Vietnam's ambassador to the United States has called on President Barack Obama to fully lift a "lethal weapons" embargo on the Southeast Asian nation.
Addressing the recent Vietnam War Summit in Austin, Texas, Ambassador Pham Quang Vinh said Obama's planned visit this month only underscores the strength of U.S.-Vietnamese relations, and that a full relaxation of the ban should reflect that level of trust.
"Today, Vietnam and the U.S. have a solid foundation for a stronger partnership," he said. "Vietnam urges the U.S. to fully lift the lethal weapons ban, [because] Vietnam believes that this element of barrier of the past should be removed to reflect our full normalization of relations started two decades ago, and the current level of our comprehensive partnership."
On the day Vinh spoke, U.S. Defense Secretary Ash Carter said in a Senate Armed Services Committee hearing that he would support lifting restrictions on the sale of weapons to Vietnam.
The U.S. partially lifted its three decade ban on lethal arms sales to Vietnam in October 2014, immediately after Foreign Minister Pham Binh Minh, who also is deputy prime minister, met with Secretary of State John Kerry in Washington.
The sudden shift in policy drew criticism from various rights groups, including New York-based Human Rights Watch, which has long protested Hanoi's treatment of opposition figures and ethnic and religious minorities.
At the time, the State Department described the move as "allowing for the future transfer of maritime security-related" military hardware to its former foe, and said that because the U.S. is aware of human rights concerns about Vietnam, all sales would be reviewed on a case-by-case basis.

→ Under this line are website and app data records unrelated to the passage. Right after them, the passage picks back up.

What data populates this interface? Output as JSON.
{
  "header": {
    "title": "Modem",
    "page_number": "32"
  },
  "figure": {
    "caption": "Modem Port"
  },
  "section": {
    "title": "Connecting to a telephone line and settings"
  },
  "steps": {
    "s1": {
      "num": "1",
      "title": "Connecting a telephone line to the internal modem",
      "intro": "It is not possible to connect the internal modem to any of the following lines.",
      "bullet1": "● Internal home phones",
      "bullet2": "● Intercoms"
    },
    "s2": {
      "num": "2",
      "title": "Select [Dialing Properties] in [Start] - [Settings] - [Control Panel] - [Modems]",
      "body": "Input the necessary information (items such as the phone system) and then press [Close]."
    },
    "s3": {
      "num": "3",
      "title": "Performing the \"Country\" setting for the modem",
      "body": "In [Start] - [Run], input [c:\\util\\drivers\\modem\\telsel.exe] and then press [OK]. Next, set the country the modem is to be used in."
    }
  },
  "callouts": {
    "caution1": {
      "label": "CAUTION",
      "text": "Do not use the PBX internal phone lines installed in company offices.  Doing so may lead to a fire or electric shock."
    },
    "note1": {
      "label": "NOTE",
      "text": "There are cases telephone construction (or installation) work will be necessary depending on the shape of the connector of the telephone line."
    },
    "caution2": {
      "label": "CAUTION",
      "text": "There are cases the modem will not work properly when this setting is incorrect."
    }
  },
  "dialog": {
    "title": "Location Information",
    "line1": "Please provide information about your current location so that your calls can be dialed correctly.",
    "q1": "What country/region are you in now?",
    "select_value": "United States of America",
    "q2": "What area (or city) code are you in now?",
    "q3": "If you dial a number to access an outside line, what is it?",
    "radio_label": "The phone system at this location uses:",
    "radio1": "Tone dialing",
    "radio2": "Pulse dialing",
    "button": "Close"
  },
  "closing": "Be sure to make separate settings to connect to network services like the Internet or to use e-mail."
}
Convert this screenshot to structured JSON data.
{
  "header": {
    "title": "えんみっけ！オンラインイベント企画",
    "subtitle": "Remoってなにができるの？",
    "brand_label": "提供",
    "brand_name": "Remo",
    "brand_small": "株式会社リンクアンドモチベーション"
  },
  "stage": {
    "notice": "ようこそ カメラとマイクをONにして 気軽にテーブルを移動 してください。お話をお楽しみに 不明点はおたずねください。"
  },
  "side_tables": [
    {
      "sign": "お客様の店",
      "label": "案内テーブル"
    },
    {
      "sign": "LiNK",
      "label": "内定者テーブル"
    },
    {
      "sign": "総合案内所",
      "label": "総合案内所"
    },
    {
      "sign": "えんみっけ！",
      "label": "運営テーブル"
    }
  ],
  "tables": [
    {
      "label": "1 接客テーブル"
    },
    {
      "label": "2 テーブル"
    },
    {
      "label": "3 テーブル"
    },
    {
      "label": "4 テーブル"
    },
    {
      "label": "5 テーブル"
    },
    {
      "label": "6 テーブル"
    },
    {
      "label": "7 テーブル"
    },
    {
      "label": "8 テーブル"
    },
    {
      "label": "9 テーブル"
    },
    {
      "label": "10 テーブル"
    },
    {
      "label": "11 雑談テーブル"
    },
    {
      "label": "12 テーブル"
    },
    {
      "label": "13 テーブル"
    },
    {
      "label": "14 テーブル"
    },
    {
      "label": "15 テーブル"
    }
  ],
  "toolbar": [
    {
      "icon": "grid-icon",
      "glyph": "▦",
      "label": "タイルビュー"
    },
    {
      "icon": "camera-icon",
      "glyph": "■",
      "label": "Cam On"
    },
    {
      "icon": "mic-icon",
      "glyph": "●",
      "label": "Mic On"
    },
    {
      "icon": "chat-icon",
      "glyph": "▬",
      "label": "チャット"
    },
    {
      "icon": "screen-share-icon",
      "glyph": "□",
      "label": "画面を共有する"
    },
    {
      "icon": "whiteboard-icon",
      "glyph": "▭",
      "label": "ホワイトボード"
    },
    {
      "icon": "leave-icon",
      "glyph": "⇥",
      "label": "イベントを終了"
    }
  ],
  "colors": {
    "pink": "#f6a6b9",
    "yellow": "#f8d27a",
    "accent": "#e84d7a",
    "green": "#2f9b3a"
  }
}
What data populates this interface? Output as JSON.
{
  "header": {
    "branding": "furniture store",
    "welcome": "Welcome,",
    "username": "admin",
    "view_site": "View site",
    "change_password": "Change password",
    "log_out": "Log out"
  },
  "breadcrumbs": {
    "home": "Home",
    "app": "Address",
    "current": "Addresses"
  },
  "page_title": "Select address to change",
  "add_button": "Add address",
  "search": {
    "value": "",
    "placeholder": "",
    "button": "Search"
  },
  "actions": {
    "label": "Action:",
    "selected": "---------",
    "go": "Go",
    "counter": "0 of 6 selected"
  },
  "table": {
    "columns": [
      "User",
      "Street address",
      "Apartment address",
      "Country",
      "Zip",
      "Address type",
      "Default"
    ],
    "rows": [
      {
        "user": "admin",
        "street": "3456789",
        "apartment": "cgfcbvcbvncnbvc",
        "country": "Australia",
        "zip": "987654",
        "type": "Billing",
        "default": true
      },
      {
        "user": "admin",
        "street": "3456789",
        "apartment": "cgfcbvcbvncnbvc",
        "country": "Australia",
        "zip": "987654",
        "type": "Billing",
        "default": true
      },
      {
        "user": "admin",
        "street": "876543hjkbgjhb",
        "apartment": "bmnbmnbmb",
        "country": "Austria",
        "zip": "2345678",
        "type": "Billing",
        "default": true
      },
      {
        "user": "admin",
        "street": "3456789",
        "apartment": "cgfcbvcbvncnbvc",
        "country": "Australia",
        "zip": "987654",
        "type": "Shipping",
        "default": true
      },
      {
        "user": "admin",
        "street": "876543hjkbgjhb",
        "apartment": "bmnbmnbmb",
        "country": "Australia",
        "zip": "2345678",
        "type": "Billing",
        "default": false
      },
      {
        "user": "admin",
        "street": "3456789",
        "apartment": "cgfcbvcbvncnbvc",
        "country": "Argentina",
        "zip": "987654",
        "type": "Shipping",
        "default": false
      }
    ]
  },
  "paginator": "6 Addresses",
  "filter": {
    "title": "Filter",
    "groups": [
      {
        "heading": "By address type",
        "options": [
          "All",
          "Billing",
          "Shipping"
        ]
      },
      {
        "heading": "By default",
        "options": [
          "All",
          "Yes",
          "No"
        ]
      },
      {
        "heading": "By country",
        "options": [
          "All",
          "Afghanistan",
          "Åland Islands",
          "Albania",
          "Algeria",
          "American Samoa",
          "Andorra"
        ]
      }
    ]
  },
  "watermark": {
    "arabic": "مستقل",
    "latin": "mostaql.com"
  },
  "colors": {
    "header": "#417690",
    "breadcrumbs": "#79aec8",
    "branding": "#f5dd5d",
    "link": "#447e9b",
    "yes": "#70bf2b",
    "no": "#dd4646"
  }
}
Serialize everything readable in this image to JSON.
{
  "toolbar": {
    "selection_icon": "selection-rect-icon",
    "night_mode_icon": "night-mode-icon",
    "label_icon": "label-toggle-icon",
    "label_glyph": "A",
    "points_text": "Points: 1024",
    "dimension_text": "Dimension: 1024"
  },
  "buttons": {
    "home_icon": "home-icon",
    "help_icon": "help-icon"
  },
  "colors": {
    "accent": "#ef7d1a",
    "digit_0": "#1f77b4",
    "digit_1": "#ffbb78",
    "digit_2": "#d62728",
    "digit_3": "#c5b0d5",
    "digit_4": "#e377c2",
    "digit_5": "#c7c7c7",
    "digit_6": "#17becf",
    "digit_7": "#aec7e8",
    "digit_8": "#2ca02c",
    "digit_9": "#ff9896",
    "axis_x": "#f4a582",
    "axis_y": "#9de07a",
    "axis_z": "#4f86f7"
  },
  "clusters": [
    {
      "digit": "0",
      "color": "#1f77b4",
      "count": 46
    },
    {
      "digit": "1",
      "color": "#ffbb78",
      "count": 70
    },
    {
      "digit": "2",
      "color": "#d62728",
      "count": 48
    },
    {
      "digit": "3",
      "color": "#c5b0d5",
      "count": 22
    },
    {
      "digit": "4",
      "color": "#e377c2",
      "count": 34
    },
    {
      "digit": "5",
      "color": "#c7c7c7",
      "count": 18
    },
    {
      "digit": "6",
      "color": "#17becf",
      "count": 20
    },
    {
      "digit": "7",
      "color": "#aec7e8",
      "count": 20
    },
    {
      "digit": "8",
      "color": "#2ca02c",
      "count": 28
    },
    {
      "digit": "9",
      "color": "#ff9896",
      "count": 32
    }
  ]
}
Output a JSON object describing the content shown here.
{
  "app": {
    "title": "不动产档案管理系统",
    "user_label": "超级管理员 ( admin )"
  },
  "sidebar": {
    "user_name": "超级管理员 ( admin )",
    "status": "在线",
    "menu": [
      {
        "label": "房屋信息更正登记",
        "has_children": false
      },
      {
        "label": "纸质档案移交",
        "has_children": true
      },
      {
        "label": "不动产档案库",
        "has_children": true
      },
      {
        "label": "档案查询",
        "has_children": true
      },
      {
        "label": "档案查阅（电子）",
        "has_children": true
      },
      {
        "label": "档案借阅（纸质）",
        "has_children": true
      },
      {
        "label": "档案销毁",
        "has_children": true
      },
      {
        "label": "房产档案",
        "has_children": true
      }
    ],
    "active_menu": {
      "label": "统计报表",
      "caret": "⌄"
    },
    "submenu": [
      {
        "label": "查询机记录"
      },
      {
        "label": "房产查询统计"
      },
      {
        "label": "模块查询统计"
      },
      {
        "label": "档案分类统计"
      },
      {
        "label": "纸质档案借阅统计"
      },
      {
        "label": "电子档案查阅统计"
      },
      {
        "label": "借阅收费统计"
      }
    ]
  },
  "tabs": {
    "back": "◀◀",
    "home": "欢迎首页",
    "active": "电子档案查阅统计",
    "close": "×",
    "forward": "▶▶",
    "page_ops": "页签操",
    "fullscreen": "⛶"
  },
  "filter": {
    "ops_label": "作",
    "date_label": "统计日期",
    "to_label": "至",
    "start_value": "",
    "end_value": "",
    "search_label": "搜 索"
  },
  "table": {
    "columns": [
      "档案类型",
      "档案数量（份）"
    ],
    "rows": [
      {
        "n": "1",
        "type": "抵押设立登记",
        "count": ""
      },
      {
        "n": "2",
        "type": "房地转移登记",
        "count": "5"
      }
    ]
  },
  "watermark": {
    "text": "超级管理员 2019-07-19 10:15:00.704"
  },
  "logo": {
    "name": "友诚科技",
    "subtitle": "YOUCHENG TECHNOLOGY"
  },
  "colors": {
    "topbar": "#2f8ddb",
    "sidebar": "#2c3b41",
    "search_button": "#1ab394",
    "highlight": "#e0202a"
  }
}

Vietnam has since faced increasingly aggressive Chinese territorial claims to large swaths of the resource-rich South China Sea, where Vietnamese maritime patrols have faced off against Chinese naval forces on several occasions.
Hanoi has long denied accusations from human rights organizations on media censorship and restricted Internet access, saying it does not jail dissidents, but imprisons only convicted criminals.
Kerry is expected to join the state visit by Obama, who will be the third consecutive U.S. president to make the trip.
Vinh's presence protested
Vinh's presence at the Austin summit in late April was shadowed by protests, both inside and outside the venue.
Addressing the audience, Vinh cited a number of Vietnam's recent achievements, such as expanded Internet access, to which one attendee shouted, "Stop lying." In its latest report, the Communist-ruled country was ranked 175th of 180 nations in Reporters Without Borders' World Press Freedom Index.
Unlike Kerry and former top U.S. diplomat Henry Kissinger, Vinh did not take audience questions after his speech, but left the stage as another audience member shouted, "Freedom for Vietnam!"
Outside the building, dozens of Vietnamese Americans waved flags and shouted slogans in protest of Vinh's invitation to address the summit. Bryan Chu, adviser to the Community of Vietnamese Americans in Houston, said they rallied to "protest Mr. Vinh's presence" as well as to "speak out for the struggle for democracy and human rights in Vietnam."
On the process of reconciliation between Hanoi and the Vietnamese diaspora, especially in the U.S., Chu said it is something the community "would never accept."
"We are completely against the reconciliation idea because, even inside the Communist Party in Vietnam, they do not embrace the idea," he said. "When they captured South Vietnam, they put hundreds of thousands of people in jail and made millions of people leave the country. I, myself, was a boat person who had made six unsuccessful attempts before coming to the U.S.
"Reconciliation is something we [will] never accept until the Communist Vietnamese repeals four articles in the Constitution and releases all prisoners of conscience," he added, referring to the Communist Party's constitutionally inscribed mandate to rule Vietnam.
During his address, Vinh said Vietnamese and U.S. officials have been discussing "remaining differences like human rights."
On April 27, Kerry said Washington and Hanoi will "continue to have differences in opinions, but the good news is that both sides are regularly exchanging ideas, outspokenly and effectively on those differences."
This report was produced in collaboration with VOA's Vietnamese service.